Q: I'm not sure if I do actually.
MJ: Mind Candy do a game called Moshi Monsters, which is kind of like a cross between Tamagotchi, educational software and a bit of rhythm action thrown in for good measure. And it's aimed at, I believe the target audience is 7-12, and the characters are really cute - they're growing at a phenomenal rate. Michael Smith, who's the guy who leads Mind Candy, was also the same guy who was behind Perplexity, the ARG that was really popular a few years ago. He's also the co-founder of Firebox. He knows his stuff. They've kept themselves beneath the radar of the games press, but the rate of growth that they're getting is absolutely incredible. They've got tens of millions of players registered. It's fascinating for me to see that kind of thing happening, as a business person and as a developer.
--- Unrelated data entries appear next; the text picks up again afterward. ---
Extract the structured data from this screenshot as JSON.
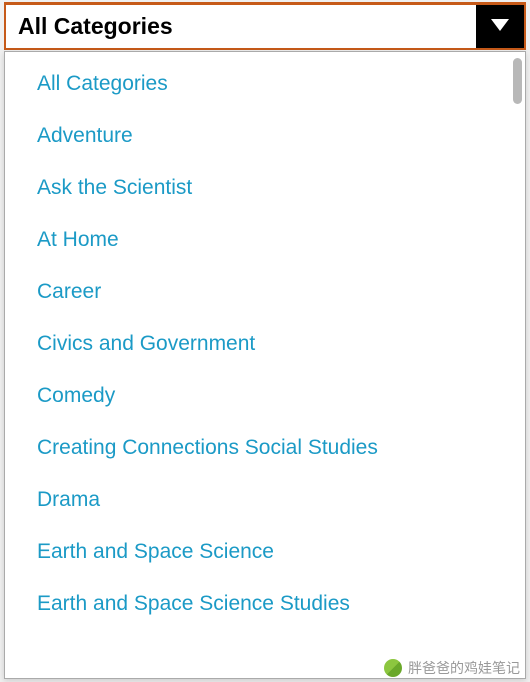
{
  "dropdown": {
    "selected": "All Categories",
    "items": [
      "All Categories",
      "Adventure",
      "Ask the Scientist",
      "At Home",
      "Career",
      "Civics and Government",
      "Comedy",
      "Creating Connections Social Studies",
      "Drama",
      "Earth and Space Science",
      "Earth and Space Science Studies"
    ]
  },
  "watermark": {
    "text": "胖爸爸的鸡娃笔记"
  },
  "colors": {
    "accent_border": "#c65a19",
    "link": "#1b9ac6",
    "toggle_bg": "#000000"
  }
}
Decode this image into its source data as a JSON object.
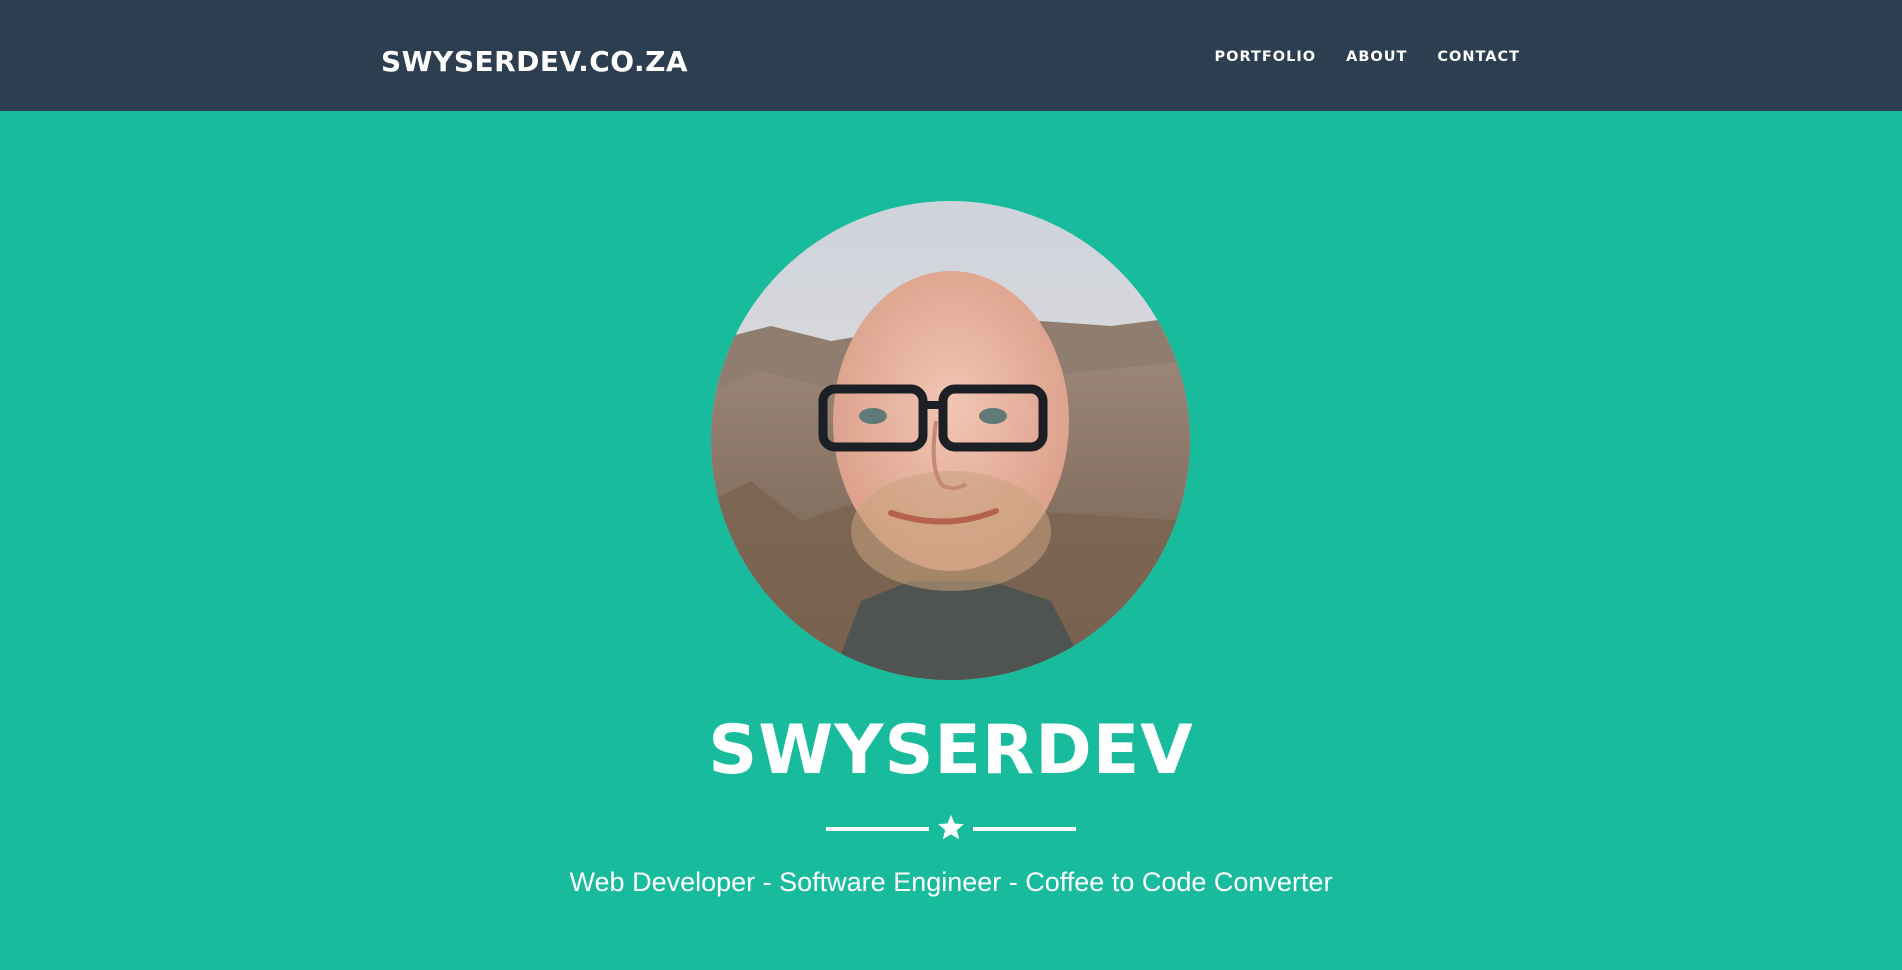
{
  "navbar": {
    "brand": "SWYSERDEV.CO.ZA",
    "links": [
      {
        "label": "PORTFOLIO"
      },
      {
        "label": "ABOUT"
      },
      {
        "label": "CONTACT"
      }
    ]
  },
  "hero": {
    "avatar_description": "profile-photo",
    "title": "SWYSERDEV",
    "divider_icon": "star-icon",
    "subtitle": "Web Developer - Software Engineer - Coffee to Code Converter"
  },
  "colors": {
    "navbar_bg": "#2c3e50",
    "hero_bg": "#18bc9c",
    "text": "#ffffff"
  }
}
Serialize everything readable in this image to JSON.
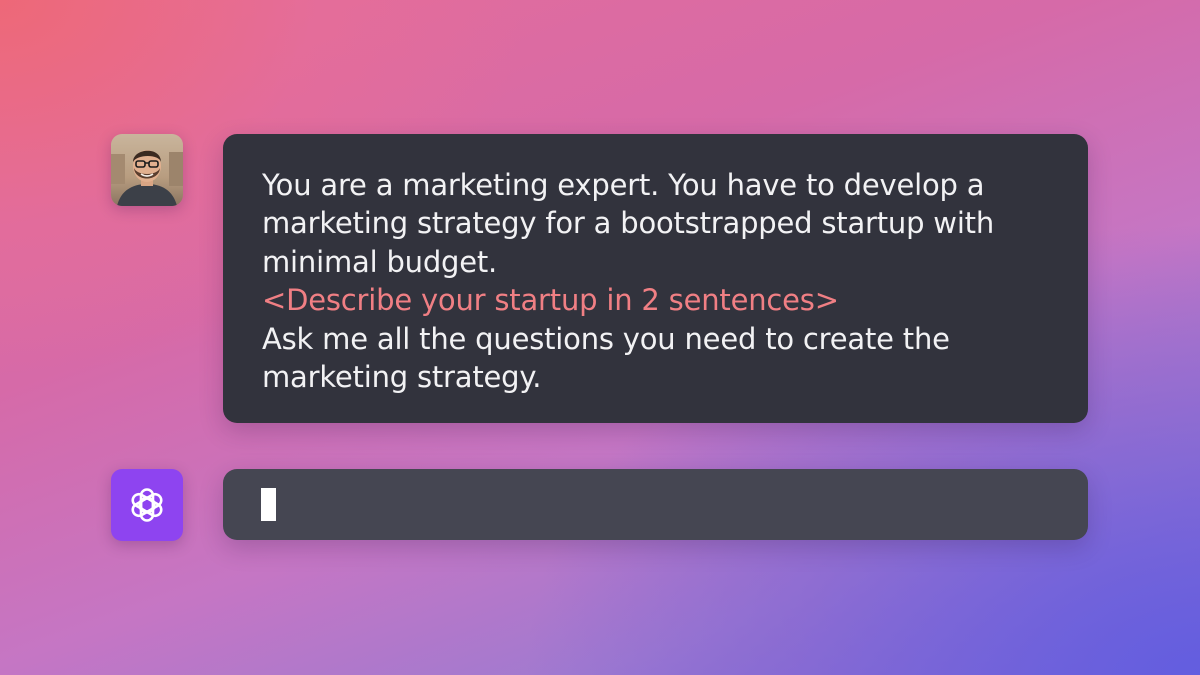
{
  "conversation": {
    "user_message": {
      "avatar_icon": "user-avatar-photo",
      "lines": [
        "You are a marketing expert. You have to develop a",
        "marketing strategy for a bootstrapped startup with",
        "minimal budget.",
        "<Describe your startup in 2 sentences>",
        "Ask me all the questions you need to create the",
        "marketing strategy."
      ],
      "highlighted_line_index": 3,
      "highlight_color": "#f07f84"
    },
    "assistant_message": {
      "avatar_icon": "openai-logo-icon",
      "avatar_color": "#8e44f0",
      "text": ""
    }
  },
  "colors": {
    "prompt_bubble": "#32333d",
    "response_bubble": "#454652",
    "text": "#f2f2f4"
  }
}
It's fascinating to see these other models. We're in a fortunate position where we have a stalwart product, a stalwart game with Football Manager, that gets better each year, that is still a key focal point for us as a business. It makes enough of a profit for us to look at other areas and experiment, but it also means we're not forced to do anything at the wrong time. So we were able to wait on the iPhone game and release when we were happy with it. We were able to do the deal in Korea with Football Manager Online and see how it works. If it works well, then maybe we'll bring it back to Europe in the future. We're not ruling anything out.
Q: Well that's actually all I've got, so thanks a lot - when are you guys hoping to launch?
MJ: Before Christmas. It's going to be sometime between the end of October and the end of November. We haven't set a release date yet. I know what date we have to announce the release date, whatever that is, but by the end of this month we'll have the release date. One of those fortunate things we have working for SEGA is that there's a lot of trust between us. We set the release date rather than SEGA. SEGA will give me their ideal release date and the reasons why we should be out on that date, and I will schedule towards those dates. But at the moment there are a couple of issues that we want sorted with the game before we go to preview code and before I'm prepared to go 'yes we will deliver on this date' because it's more important to us that the users actually get a great experience day one, than we rush the game and something comes out being rubbish. We've learnt harsh lessons of that over years - we've learnt not to do that. In the same way as any review code that goes out is finished code, it's exactly what the consumer will be able to buy day one is what we will allow to be reviewed. When it comes to release dates, we take the same attitude that we have to be happy with game. So yeah, you'll know by the end of the month.
Football Manager 2011 is due for release on PC before the end of November 2011.